The title might bring to mind 1970s British spy thrillers but The Octagon Theory has little to do with thick-rimmed glasses, expensive suits and unraveling government secrets. Rather, this stylish, minimalist strategy game draws inspiration from Sumo Wrestling, the Japanese sport played by heavy men in loincloths.
As in Sumo, the aim of the game is to push your opponent out of an octagonal ring. You take turns to place pieces on the board. Each piece has a directional arrow associated to it and will push any opponent’s piece that sits adjacent in the indicated direction. In this way it’s possible to shunt your opponent off the edge of the ring, but you risk a counterattack as you do so.
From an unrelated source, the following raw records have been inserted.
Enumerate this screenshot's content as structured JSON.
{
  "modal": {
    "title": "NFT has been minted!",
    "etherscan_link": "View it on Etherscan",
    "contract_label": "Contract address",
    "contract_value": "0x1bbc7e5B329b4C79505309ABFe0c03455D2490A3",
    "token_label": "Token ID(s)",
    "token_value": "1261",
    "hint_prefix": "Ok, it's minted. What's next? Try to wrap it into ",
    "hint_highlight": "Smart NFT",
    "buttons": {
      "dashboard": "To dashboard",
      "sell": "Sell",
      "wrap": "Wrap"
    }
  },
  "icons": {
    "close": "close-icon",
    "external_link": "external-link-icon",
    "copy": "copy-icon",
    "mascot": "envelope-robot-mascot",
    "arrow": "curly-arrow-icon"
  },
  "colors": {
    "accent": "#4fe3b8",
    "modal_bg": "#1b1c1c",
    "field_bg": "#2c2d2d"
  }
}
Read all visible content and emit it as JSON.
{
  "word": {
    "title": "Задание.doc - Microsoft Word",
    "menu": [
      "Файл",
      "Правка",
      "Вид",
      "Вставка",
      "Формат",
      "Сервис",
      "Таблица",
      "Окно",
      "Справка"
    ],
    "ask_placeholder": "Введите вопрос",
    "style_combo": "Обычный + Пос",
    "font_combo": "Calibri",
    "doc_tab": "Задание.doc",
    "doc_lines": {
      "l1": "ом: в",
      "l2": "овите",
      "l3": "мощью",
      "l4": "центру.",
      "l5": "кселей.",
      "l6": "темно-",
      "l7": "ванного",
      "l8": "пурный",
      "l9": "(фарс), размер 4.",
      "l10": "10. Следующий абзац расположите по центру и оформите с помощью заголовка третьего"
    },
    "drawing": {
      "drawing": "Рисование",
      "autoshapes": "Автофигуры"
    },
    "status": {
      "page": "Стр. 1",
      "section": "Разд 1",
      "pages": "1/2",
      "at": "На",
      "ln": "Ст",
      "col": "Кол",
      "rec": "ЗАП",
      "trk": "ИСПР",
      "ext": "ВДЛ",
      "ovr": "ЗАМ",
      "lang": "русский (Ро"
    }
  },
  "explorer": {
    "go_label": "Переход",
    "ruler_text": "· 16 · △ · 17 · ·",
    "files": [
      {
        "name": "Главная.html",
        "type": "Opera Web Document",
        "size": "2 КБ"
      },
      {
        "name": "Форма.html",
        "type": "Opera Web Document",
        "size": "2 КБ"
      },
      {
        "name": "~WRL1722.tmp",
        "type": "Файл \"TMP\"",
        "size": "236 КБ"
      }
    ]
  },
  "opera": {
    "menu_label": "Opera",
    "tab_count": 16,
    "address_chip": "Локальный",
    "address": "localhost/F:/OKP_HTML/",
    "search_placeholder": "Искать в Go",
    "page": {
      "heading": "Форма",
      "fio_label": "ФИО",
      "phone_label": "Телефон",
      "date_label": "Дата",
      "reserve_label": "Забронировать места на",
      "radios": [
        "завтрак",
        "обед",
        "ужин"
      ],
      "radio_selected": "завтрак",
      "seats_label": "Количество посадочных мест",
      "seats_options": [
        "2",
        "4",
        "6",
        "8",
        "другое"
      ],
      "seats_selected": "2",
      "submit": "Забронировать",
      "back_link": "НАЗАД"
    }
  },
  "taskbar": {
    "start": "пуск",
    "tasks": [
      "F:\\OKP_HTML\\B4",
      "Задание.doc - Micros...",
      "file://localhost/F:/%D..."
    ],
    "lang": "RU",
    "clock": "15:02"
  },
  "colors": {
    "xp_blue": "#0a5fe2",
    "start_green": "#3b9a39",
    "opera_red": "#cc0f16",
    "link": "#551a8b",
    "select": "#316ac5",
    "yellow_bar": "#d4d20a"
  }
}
As well as an infinite stock of single directional pieces, you also have a limited stock of special pieces that ‘push’ in two, four or even eight directions. Often matches can hinge on a single move, and knowing when to use these more valuable resources is key to victory.
Scoring is disarmingly simple: your total number of points is equal to the number of pieces you have on the board at any one time. You play for a set number of turns and the player with most points on the board at the end is the winner. The Tron-like aesthetic gives the game a futuristic feel, although the core rules feel ancient and dependable, like a distant, forgotten cousin to Othello or Checkers (and, while the concept might not be quite so ancient as those boardgames, designer Theron Daniel Huffman copyrighted the idea in 1994).
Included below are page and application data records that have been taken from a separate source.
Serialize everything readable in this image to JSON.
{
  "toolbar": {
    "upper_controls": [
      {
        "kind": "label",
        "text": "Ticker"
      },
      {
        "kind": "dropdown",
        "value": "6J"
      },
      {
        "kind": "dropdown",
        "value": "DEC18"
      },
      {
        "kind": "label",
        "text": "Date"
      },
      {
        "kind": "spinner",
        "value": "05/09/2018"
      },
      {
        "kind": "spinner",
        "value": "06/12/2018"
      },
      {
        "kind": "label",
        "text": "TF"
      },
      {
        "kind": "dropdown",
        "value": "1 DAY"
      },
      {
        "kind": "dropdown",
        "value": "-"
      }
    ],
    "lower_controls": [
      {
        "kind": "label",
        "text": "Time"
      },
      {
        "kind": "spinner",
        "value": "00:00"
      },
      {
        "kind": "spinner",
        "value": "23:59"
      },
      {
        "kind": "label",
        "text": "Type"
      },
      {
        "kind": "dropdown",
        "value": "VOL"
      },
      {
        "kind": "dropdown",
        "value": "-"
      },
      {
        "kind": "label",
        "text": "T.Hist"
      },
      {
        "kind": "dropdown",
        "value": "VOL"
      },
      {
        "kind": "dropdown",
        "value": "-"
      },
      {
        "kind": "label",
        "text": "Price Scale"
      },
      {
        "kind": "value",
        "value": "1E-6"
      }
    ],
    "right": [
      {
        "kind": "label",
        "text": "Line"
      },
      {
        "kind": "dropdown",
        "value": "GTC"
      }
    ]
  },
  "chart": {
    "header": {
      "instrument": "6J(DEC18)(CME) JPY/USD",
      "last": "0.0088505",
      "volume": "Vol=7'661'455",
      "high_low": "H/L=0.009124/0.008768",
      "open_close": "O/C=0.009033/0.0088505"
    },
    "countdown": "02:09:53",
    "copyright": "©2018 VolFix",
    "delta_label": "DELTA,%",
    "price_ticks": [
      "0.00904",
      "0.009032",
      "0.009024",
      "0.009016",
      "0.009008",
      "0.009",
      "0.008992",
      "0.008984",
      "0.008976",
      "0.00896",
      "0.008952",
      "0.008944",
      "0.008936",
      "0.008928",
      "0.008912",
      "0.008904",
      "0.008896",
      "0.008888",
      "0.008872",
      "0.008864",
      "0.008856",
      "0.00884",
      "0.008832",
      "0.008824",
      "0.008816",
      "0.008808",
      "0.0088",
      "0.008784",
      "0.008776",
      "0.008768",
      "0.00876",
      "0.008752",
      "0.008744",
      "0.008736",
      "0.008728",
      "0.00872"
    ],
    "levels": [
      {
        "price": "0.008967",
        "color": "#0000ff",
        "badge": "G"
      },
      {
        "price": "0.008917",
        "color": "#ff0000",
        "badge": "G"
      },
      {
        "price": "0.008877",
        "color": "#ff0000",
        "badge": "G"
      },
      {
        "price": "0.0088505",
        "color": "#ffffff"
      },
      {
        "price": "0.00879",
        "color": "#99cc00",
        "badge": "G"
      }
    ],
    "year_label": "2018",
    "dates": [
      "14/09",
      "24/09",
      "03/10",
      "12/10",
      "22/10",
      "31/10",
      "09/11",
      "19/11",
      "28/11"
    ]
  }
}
Boards come in three different sizes depending on how long you want a match to last, and while it’s possible to play a two-player match by passing your device back and forth between both of you, there’s no online multiplayer as yet. A choice of different AI opponents allows you to set the temperament of your computer-controlled rival, but it will take a while before the full range of strategies available blossoms in your mind.
A smart iOS title with weighty strategic depth, The Octagon Theory is like a gem of a boardgame uncovered one day while rooting around in your grandparents’ loft. Its Zen-like, if urgent rhythms may be a far cry from the Japanese sport from which it draws influence, but underneath the serene style there’s a sharp tactical game of equal ferocity.